“Five years ago during the summer, July and August, we had to take waiting lists for the radio calls,” Mr. Blair said. “We had to put them on stand-by, write the name of the boat down and get back to them.”
Not any longer.
“We didn’t have to keep a list once this summer,” he said.
But the limited number of moorings for transient vessels, and the limited number of annual mooring leases for local boat owners, remained mostly full last summer. Harbor revenue for 2010 was up 3.4 percent, compared with 2009. The harbor took in $504,651 this year, an increase of $16,772.
September revenues totaled $17,807, down $9,647, or 35.1 percent. Edgartown, like most harbors in the region, took an economic hit from Hurricane Earl, when people hauled their boats as a precaution.
“Earl ended the season,” Mr. Blair said. “People hauled all over New England.”
Where the drop off in the number of visiting boaters is most evident, according to Mr. Blair, is in the anchorage areas, and day trippers. “Five years ago, our anchorage had 80 to 100 boats,” Mr. Blair said.
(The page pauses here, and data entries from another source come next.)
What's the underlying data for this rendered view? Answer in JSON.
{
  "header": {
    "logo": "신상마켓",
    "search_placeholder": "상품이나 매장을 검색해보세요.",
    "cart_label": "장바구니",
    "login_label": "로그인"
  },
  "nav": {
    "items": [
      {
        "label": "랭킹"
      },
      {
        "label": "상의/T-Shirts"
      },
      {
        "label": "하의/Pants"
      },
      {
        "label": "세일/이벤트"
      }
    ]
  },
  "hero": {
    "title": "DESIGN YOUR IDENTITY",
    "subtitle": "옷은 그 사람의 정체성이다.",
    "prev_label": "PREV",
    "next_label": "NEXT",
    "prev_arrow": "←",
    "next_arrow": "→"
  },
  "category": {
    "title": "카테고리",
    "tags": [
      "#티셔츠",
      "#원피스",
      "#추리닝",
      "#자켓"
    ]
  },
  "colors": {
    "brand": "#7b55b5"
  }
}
This past summer, even at the height of the season, there were often fewer than 20 boats anchored, he said.
While it does not affect town revenue because boats at anchor do not pay a fee, it does have an economic impact. Fewer boats at anchor mean fewer boaters coming ashore to shop, eat in restaurants, and buy provisions.
Mr. Blair has also observed a sharp drop in boaters visiting on day trips. “When the economy actually recovers, yachting will recover, too,” Mr. Blair said. “When I see those Falmouth and Hyannis day trippers coming over mid-week for lunch, I’ll know the economy is recovering.”
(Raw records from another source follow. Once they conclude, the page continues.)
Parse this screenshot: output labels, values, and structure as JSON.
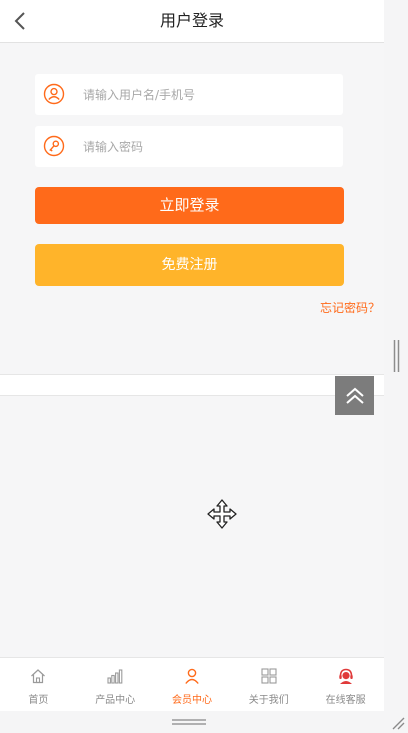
{
  "header": {
    "title": "用户登录",
    "back_icon": "chevron-left-icon"
  },
  "login_form": {
    "username": {
      "placeholder": "请输入用户名/手机号",
      "value": "",
      "icon": "user-icon"
    },
    "password": {
      "placeholder": "请输入密码",
      "value": "",
      "icon": "key-icon"
    },
    "login_label": "立即登录",
    "register_label": "免费注册",
    "forgot_label": "忘记密码？"
  },
  "tabbar": {
    "items": [
      {
        "label": "首页",
        "icon": "home-icon",
        "active": false
      },
      {
        "label": "产品中心",
        "icon": "bar-chart-icon",
        "active": false
      },
      {
        "label": "会员中心",
        "icon": "user-icon",
        "active": true
      },
      {
        "label": "关于我们",
        "icon": "grid-icon",
        "active": false
      },
      {
        "label": "在线客服",
        "icon": "customer-service-icon",
        "active": false
      }
    ]
  },
  "colors": {
    "accent": "#ff6a1a",
    "login_button": "#ff6a1a",
    "register_button": "#ffb42a",
    "back_to_top": "#7c7c7c",
    "page_background": "#f6f6f7"
  }
}
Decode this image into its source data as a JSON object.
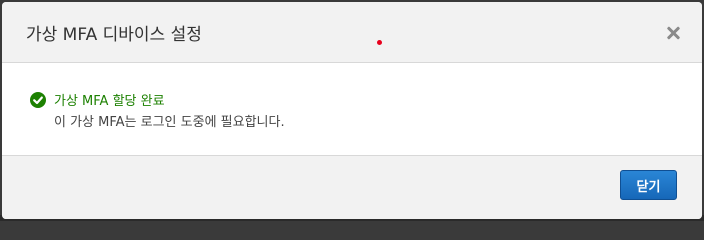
{
  "dialog": {
    "title": "가상 MFA 디바이스 설정",
    "close_icon": "close-icon",
    "message": {
      "icon": "check-circle-icon",
      "title": "가상 MFA 할당 완료",
      "description": "이 가상 MFA는 로그인 도중에 필요합니다."
    },
    "footer": {
      "close_label": "닫기"
    }
  },
  "colors": {
    "success": "#1d8102",
    "primary_button": "#1a73c9",
    "header_bg": "#f2f2f2"
  }
}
Edgartown harbor has 80 moorings for visiting boaters, four slips for smaller boats that rent by the hour, and space for two larger boats on the north dock. The town charges $40 per night for transient moorings, and $4 per foot for space on the north dock.
Mr. Blair noticed a trend when the national economic turmoil hit in 2009. He saw fewer small vessels visiting, so he rearranged the mooring field. Larger vessels need more mooring room, so he had to reduce the total number of transient moorings slightly. “We found more big boats were coming,” he said. “We cut down the number of rental moorings and created a few bigger ones. You have to take what’s there.”
There are 800 privately owned moorings in Edgartown Harbor, Katama Bay, Eel Pond, and Sengekontacket Pond. The town charged an annual permit fee of $175 for an annual permit this past summer, an increase of $25 over the previous year.
Mr. Blair said prices would remain the same for all boaters next summer.
The department has three full-time employees, including the harbor master, and 10 part-time or seasonal employees to run the office and help visiting boaters. This year Mr. Blair took on nine assistant harbor masters, two fewer than the summer before. On slow days he assigns the assistants to do maintenance jobs, such as building new docks.
Town meeting voters approved an operating budget of $408,020 for harbor expenses. Of that amount, $302,170 goes for salaries. The operating budget represents an increase of 1.8 percent over the previous year. Salary expenses accounted for all of the increase.
Voters also approved a separate appropriation this year for $60,000 to maintain and replace moorings, buoys, docks, and other harbor equipment. They also approved $23,000 to replace an engine on the town-owned vessel Patrol.